** TASK INSTRUCTIONS **
All that is needed is each line of the entries holding the word "would", copied as it stands.

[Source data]
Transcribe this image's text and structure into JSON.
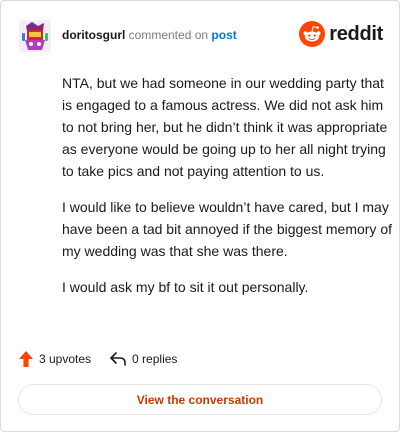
{
  "header": {
    "username": "doritosgurl",
    "action": "commented on",
    "link": "post",
    "brand": "reddit",
    "brand_color": "#ff4500",
    "avatar_icon": "user-avatar-icon"
  },
  "comment": {
    "paragraphs": [
      "NTA, but we had someone in our wedding party that is engaged to a famous actress. We did not ask him to not bring her, but he didn’t think it was appropriate as everyone would be going up to her all night trying to take pics and not paying attention to us.",
      "I would like to believe wouldn’t have cared, but I may have been a tad bit annoyed if the biggest memory of my wedding was that she was there.",
      "I would ask my bf to sit it out personally."
    ]
  },
  "footer": {
    "upvotes": "3 upvotes",
    "replies": "0 replies",
    "upvote_icon": "upvote-arrow-icon",
    "reply_icon": "reply-icon"
  },
  "cta": {
    "label": "View the conversation",
    "color": "#cc3700"
  }
}
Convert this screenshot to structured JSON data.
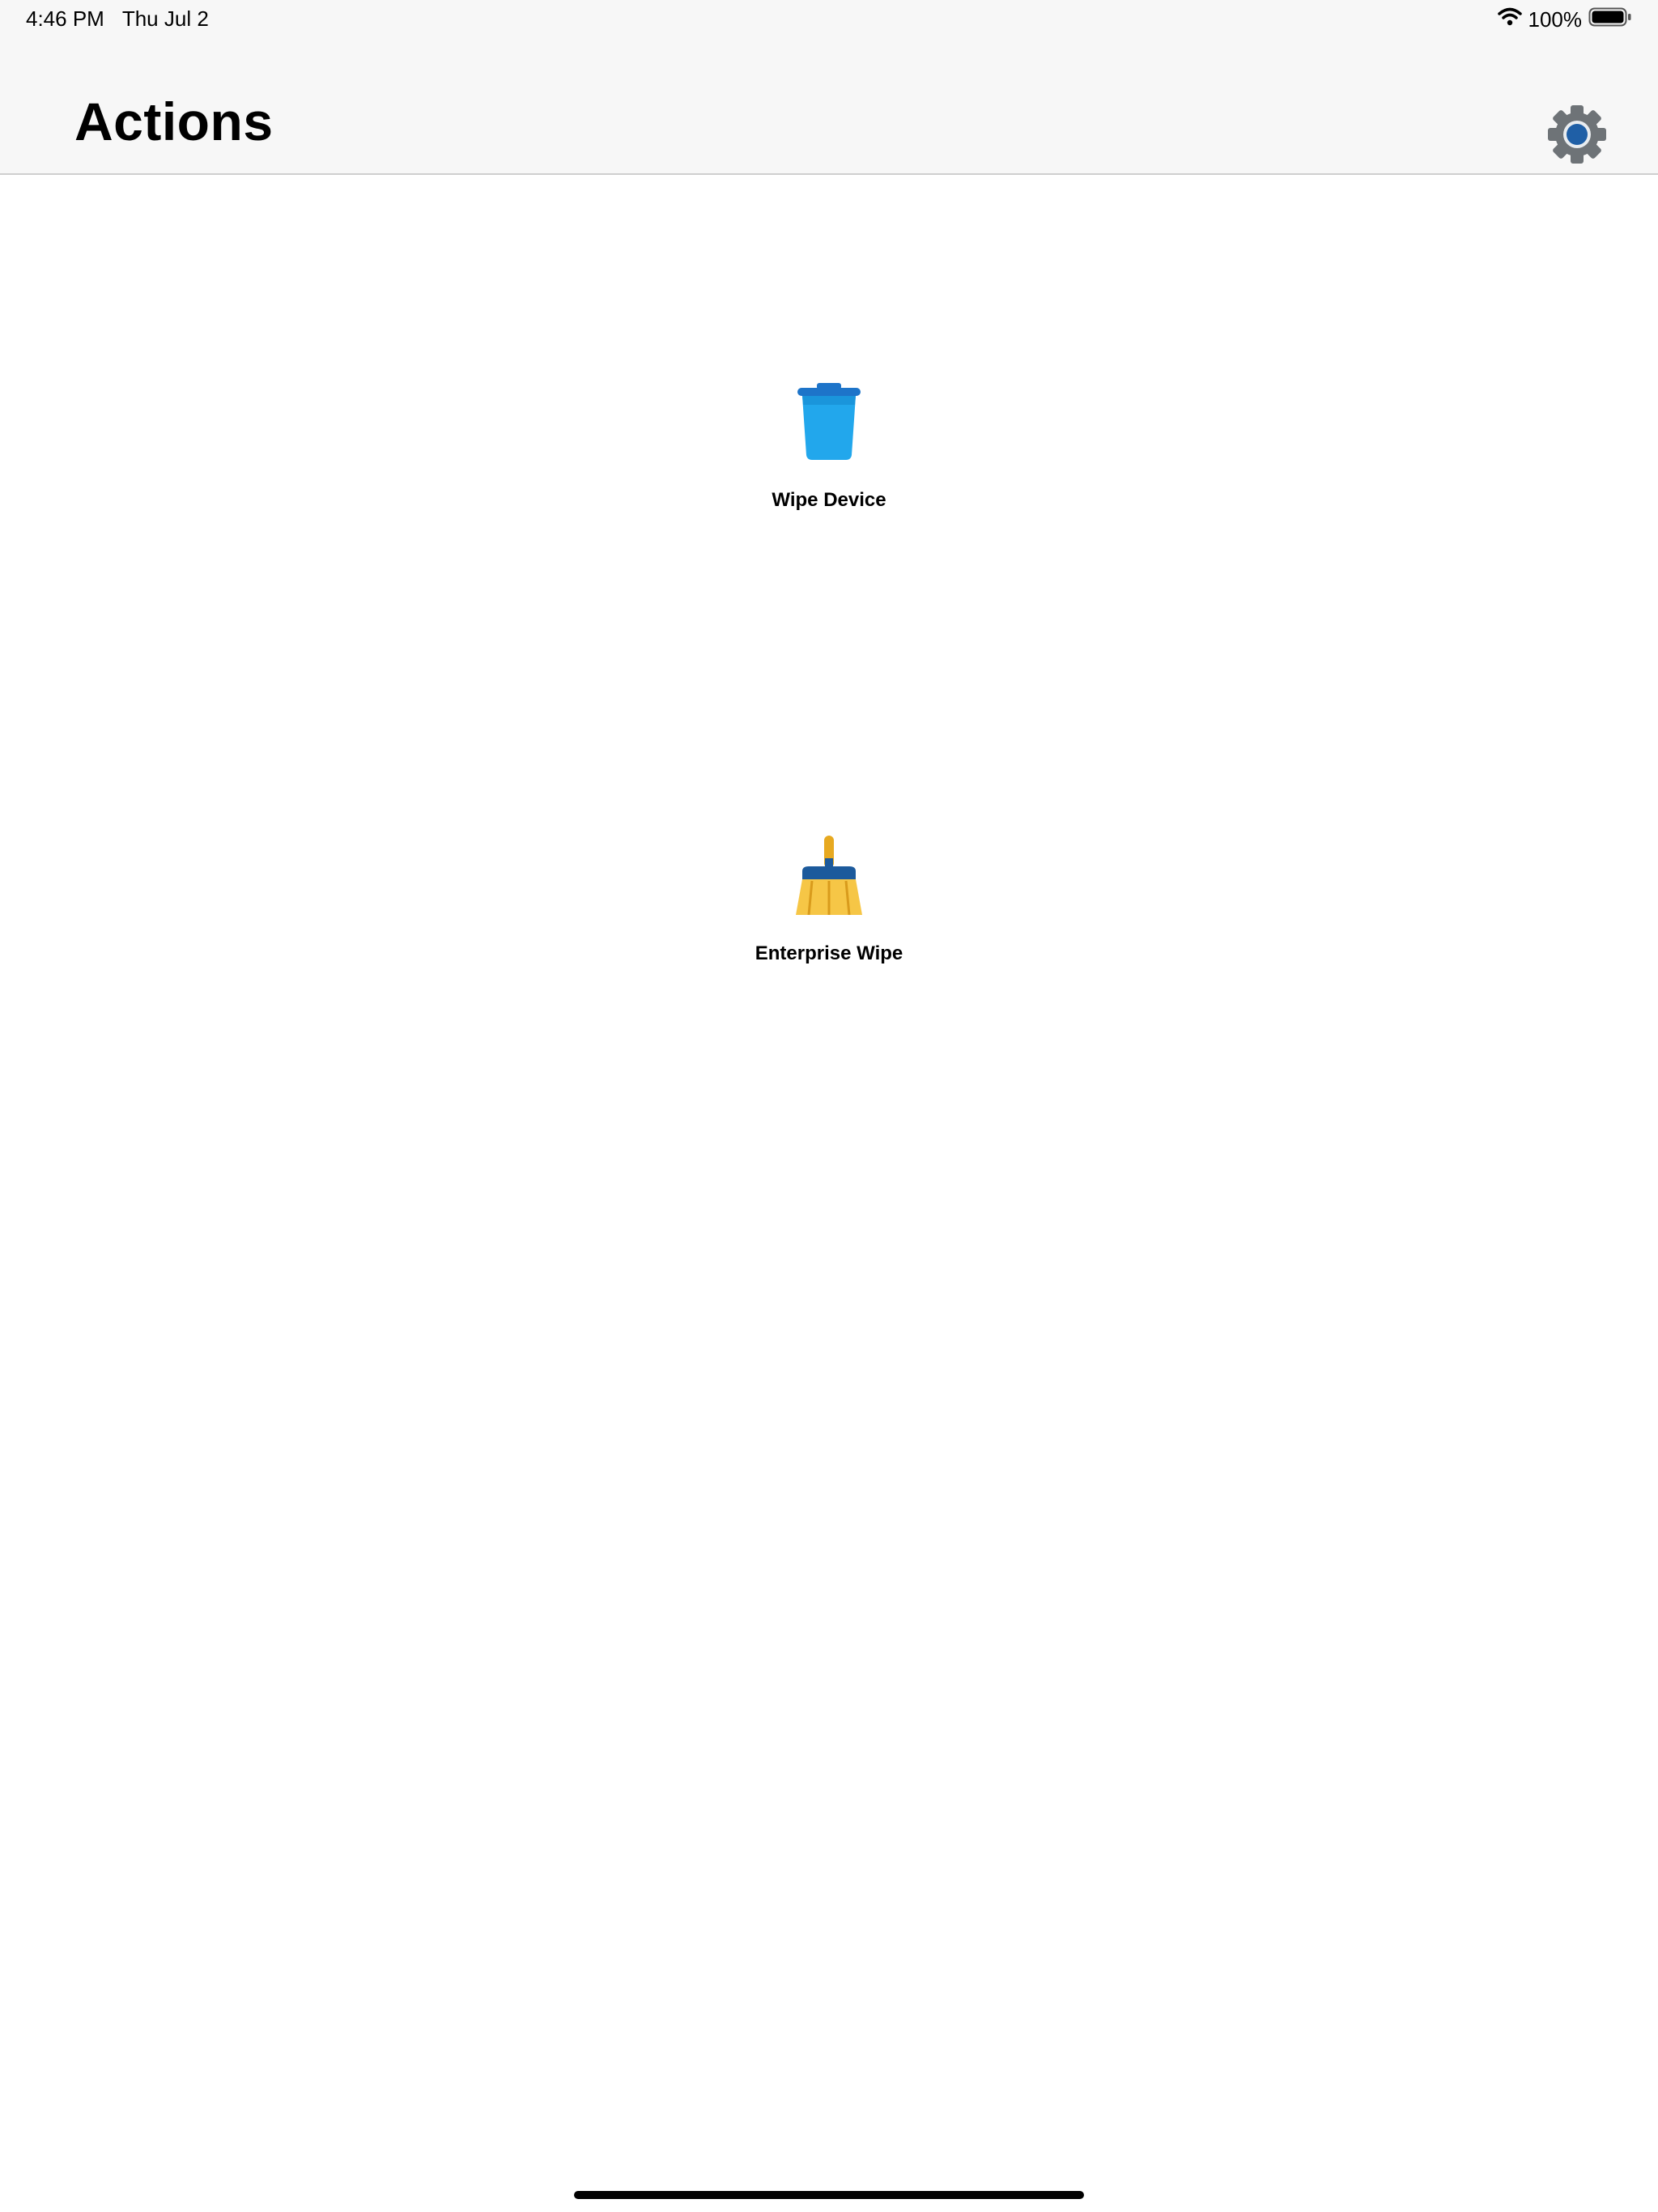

** RESPONSE AREA **
      "NTA, but we had someone in our wedding party that is engaged to a famous actress. We did not ask him to not bring her, but he didn’t think it was appropriate as everyone would be going up to her all night trying to take pics and not paying attention to us.",
      "I would like to believe wouldn’t have cared, but I may have been a tad bit annoyed if the biggest memory of my wedding was that she was there.",
      "I would ask my bf to sit it out personally."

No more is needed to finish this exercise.